nextFactor, and nextFactor by recursion. Write QuickCheck properties of
nextFactor before defining it also.
which computes the number of factors of n in the range 1..n.
For the following exercises, you can either use built-in Haskell lists, or
(if you want to) the type List we used in the lecture. These types are
basically the same, only the syntax is slightly different. For more about
the syntax of built-in Haskell lists, read the beginning of chapter 7 of
6. (*) Multiplying list elements
Define a function
multiply :: Num a => [a] -> a
which multiplies together all the elements of a list. (Think: what should its
value be for the empty list?). For example
(This is actually a standard function, called product).
You may do this for the List datatype we saw in the lecture:
data List a = Empty | Add a (List a)
So, your function has the type:
multiply :: List Integer -> Integer
7. Avoiding Duplicates
In many situations, lists should not contain duplicate elements. For
example, a pack of cards should not contain the same card twice. Define a
duplicates :: Eq a => [a] -> Bool
True if its argument contains duplicate elements.
Hint: the standard function elem, which tests whether an element
occurs in a list, is helpful here.
One way to ensure a list contains no duplicates is to start with a
list that might contain duplicate elements, and remove them. Define a function
removeDuplicates :: Eq a => [a] -> [a]
which returns a list containing the same elements as its argument, but
without duplicates.

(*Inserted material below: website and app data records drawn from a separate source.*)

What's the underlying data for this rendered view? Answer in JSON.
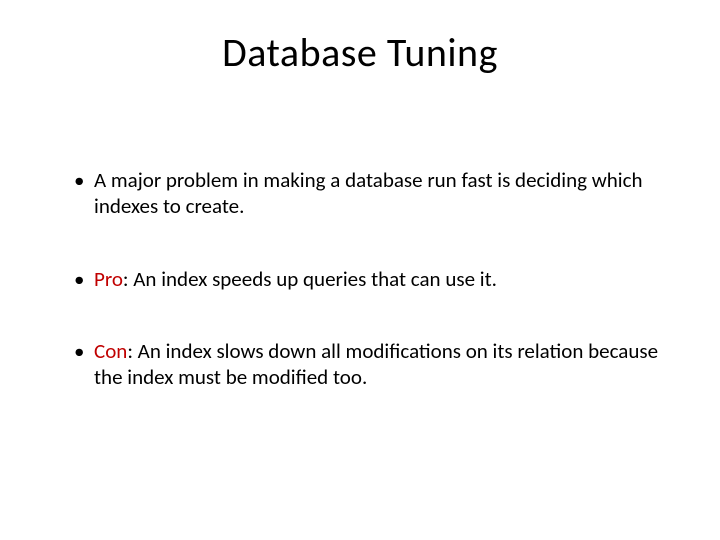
{
  "title": "Database Tuning",
  "bullets": [
    {
      "text": "A major problem in making a database run fast is deciding which indexes to create."
    },
    {
      "label": "Pro",
      "text": ": An index speeds up queries that can use it."
    },
    {
      "label": "Con",
      "text": ": An index slows down all modifications on its relation because the index must be modified too."
    }
  ],
  "colors": {
    "accent": "#c00000"
  }
}
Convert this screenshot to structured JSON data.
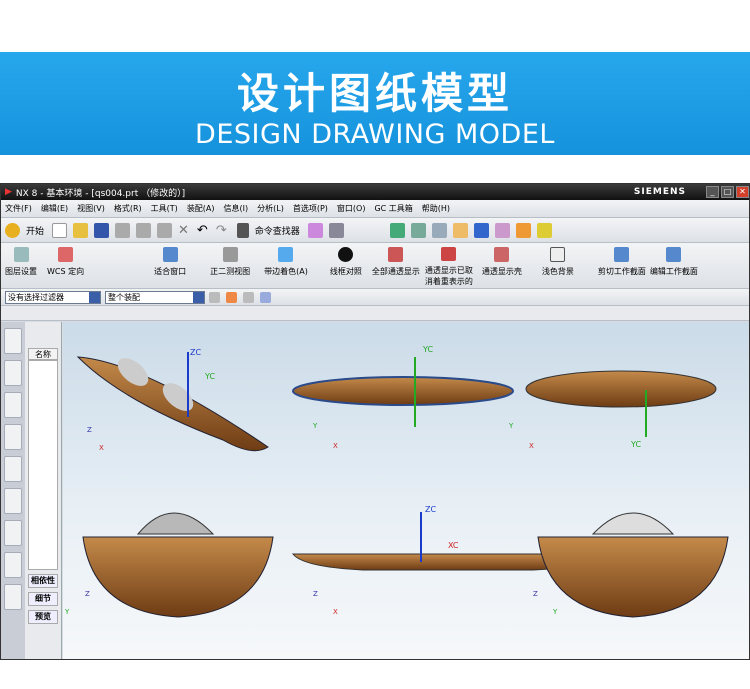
{
  "banner": {
    "title": "设计图纸模型",
    "subtitle": "DESIGN DRAWING MODEL"
  },
  "window": {
    "title": "NX 8 - 基本环境 - [qs004.prt （修改的）]",
    "brand": "SIEMENS"
  },
  "menu": [
    "文件(F)",
    "编辑(E)",
    "视图(V)",
    "格式(R)",
    "工具(T)",
    "装配(A)",
    "信息(I)",
    "分析(L)",
    "首选项(P)",
    "窗口(O)",
    "GC 工具箱",
    "帮助(H)"
  ],
  "toolbar": {
    "start": "开始",
    "command_finder": "命令查找器"
  },
  "big_toolbar": [
    "图层设置",
    "WCS 定向",
    "适合窗口",
    "正二测视图",
    "带边着色(A)",
    "线框对照",
    "全部通透显示",
    "通透显示已取消着重表示的",
    "通透显示壳",
    "浅色背景",
    "剪切工作截面",
    "编辑工作截面"
  ],
  "filter": {
    "selection_filter": "没有选择过滤器",
    "scope": "整个装配"
  },
  "nav": {
    "column": "名称",
    "buttons": [
      "相依性",
      "细节",
      "预览"
    ]
  },
  "axes": {
    "zc": "ZC",
    "yc": "YC",
    "xc": "XC",
    "x": "X",
    "y": "Y",
    "z": "Z"
  }
}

Test it using the following property:
prop_duplicatesRemoved :: [Integer] -> Bool
prop_duplicatesRemoved xs = not (duplicates (removeDuplicates xs))
Does this property guarantee that
removeDuplicates behaves correctly? If not,
what is missing?
removeDuplicates is actually a standard function, called
Take the definition of
rankBeats from the lecture,
and sabotage it by
changing one of the
False results to
or vice versa. Thorough testing of
ought to reveal the error. Your task is to define one or more
rankBeats, which are True for the correct definition, but which
enable you to reliably detect the error in the sabotaged definition using
(Note: Because QuickCheck chooses test data at random, it is always
possible that no error is found among the first 100 test cases. If you expect an
error, and none is found, just keep testing the same property. If it really is
False, then QuickCheck should eventually find a test case that fails).
9. (*) Defining Types
Define a data type
Month to represent months, and a function
daysInMonth :: Month -> Integer -> Integer
which computes the number of days in a month, given also the
year. (You can ignore leap centuries and the like: just assume that every
fourth year is a leap year).
Define a data type
Date, containing a year, month, and day, and
validDate :: Date -> Bool
that returns True if the day in the date lies between 1 and the
number of days in the month.